Make a tally of the lines in the records that include the string "urls", and give only that number.
(GIVEN DATA begins)
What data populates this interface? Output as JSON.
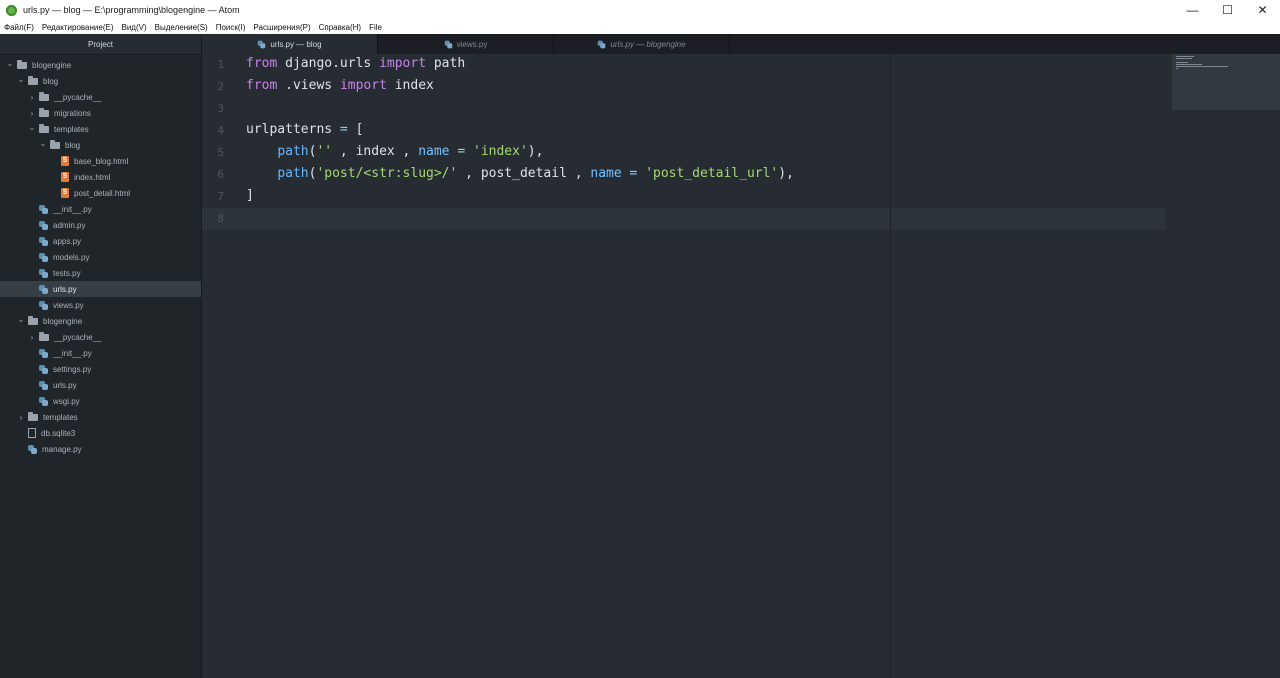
{
  "window": {
    "title": "urls.py — blog — E:\\programming\\blogengine — Atom",
    "controls": {
      "minimize": "—",
      "maximize": "☐",
      "close": "✕"
    }
  },
  "menu": [
    "Файл(F)",
    "Редактирование(E)",
    "Вид(V)",
    "Выделение(S)",
    "Поиск(I)",
    "Расширения(P)",
    "Справка(H)",
    "File"
  ],
  "sidebar": {
    "title": "Project",
    "tree": [
      {
        "label": "blogengine",
        "type": "folder",
        "depth": 0,
        "expanded": true
      },
      {
        "label": "blog",
        "type": "folder",
        "depth": 1,
        "expanded": true
      },
      {
        "label": "__pycache__",
        "type": "folder",
        "depth": 2,
        "expanded": false
      },
      {
        "label": "migrations",
        "type": "folder",
        "depth": 2,
        "expanded": false
      },
      {
        "label": "templates",
        "type": "folder",
        "depth": 2,
        "expanded": true
      },
      {
        "label": "blog",
        "type": "folder",
        "depth": 3,
        "expanded": true
      },
      {
        "label": "base_blog.html",
        "type": "html",
        "depth": 4
      },
      {
        "label": "index.html",
        "type": "html",
        "depth": 4
      },
      {
        "label": "post_detail.html",
        "type": "html",
        "depth": 4
      },
      {
        "label": "__init__.py",
        "type": "py",
        "depth": 2
      },
      {
        "label": "admin.py",
        "type": "py",
        "depth": 2
      },
      {
        "label": "apps.py",
        "type": "py",
        "depth": 2
      },
      {
        "label": "models.py",
        "type": "py",
        "depth": 2
      },
      {
        "label": "tests.py",
        "type": "py",
        "depth": 2
      },
      {
        "label": "urls.py",
        "type": "py",
        "depth": 2,
        "selected": true
      },
      {
        "label": "views.py",
        "type": "py",
        "depth": 2
      },
      {
        "label": "blogengine",
        "type": "folder",
        "depth": 1,
        "expanded": true
      },
      {
        "label": "__pycache__",
        "type": "folder",
        "depth": 2,
        "expanded": false
      },
      {
        "label": "__init__.py",
        "type": "py",
        "depth": 2
      },
      {
        "label": "settings.py",
        "type": "py",
        "depth": 2
      },
      {
        "label": "urls.py",
        "type": "py",
        "depth": 2
      },
      {
        "label": "wsgi.py",
        "type": "py",
        "depth": 2
      },
      {
        "label": "templates",
        "type": "folder",
        "depth": 1,
        "expanded": false
      },
      {
        "label": "db.sqlite3",
        "type": "file",
        "depth": 1
      },
      {
        "label": "manage.py",
        "type": "py",
        "depth": 1
      }
    ]
  },
  "tabs": [
    {
      "label": "urls.py — blog",
      "active": true
    },
    {
      "label": "views.py",
      "active": false
    },
    {
      "label": "urls.py — blogengine",
      "active": false,
      "italic": true
    }
  ],
  "editor": {
    "line_numbers": [
      "1",
      "2",
      "3",
      "4",
      "5",
      "6",
      "7",
      "8"
    ],
    "lines": [
      [
        {
          "t": "from",
          "c": "kw"
        },
        {
          "t": " django.urls ",
          "c": ""
        },
        {
          "t": "import",
          "c": "kw"
        },
        {
          "t": " path",
          "c": ""
        }
      ],
      [
        {
          "t": "from",
          "c": "kw"
        },
        {
          "t": " .views ",
          "c": ""
        },
        {
          "t": "import",
          "c": "kw"
        },
        {
          "t": " index",
          "c": ""
        }
      ],
      [],
      [
        {
          "t": "urlpatterns ",
          "c": ""
        },
        {
          "t": "=",
          "c": "op"
        },
        {
          "t": " [",
          "c": ""
        }
      ],
      [
        {
          "t": "    ",
          "c": ""
        },
        {
          "t": "path",
          "c": "fn"
        },
        {
          "t": "(",
          "c": ""
        },
        {
          "t": "''",
          "c": "str"
        },
        {
          "t": " , index , ",
          "c": ""
        },
        {
          "t": "name",
          "c": "attr"
        },
        {
          "t": " ",
          "c": ""
        },
        {
          "t": "=",
          "c": "op"
        },
        {
          "t": " ",
          "c": ""
        },
        {
          "t": "'index'",
          "c": "str"
        },
        {
          "t": "),",
          "c": ""
        }
      ],
      [
        {
          "t": "    ",
          "c": ""
        },
        {
          "t": "path",
          "c": "fn"
        },
        {
          "t": "(",
          "c": ""
        },
        {
          "t": "'post/<str:slug>/'",
          "c": "str"
        },
        {
          "t": " , post_detail , ",
          "c": ""
        },
        {
          "t": "name",
          "c": "attr"
        },
        {
          "t": " ",
          "c": ""
        },
        {
          "t": "=",
          "c": "op"
        },
        {
          "t": " ",
          "c": ""
        },
        {
          "t": "'post_detail_url'",
          "c": "str"
        },
        {
          "t": "),",
          "c": ""
        }
      ],
      [
        {
          "t": "]",
          "c": ""
        }
      ],
      []
    ],
    "cursor_line": 8
  },
  "colors": {
    "keyword": "#c584e8",
    "function": "#66b6ff",
    "string": "#a3d873",
    "editor_bg": "#262c32",
    "sidebar_bg": "#20252a"
  }
}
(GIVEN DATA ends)
RESPONSE - 6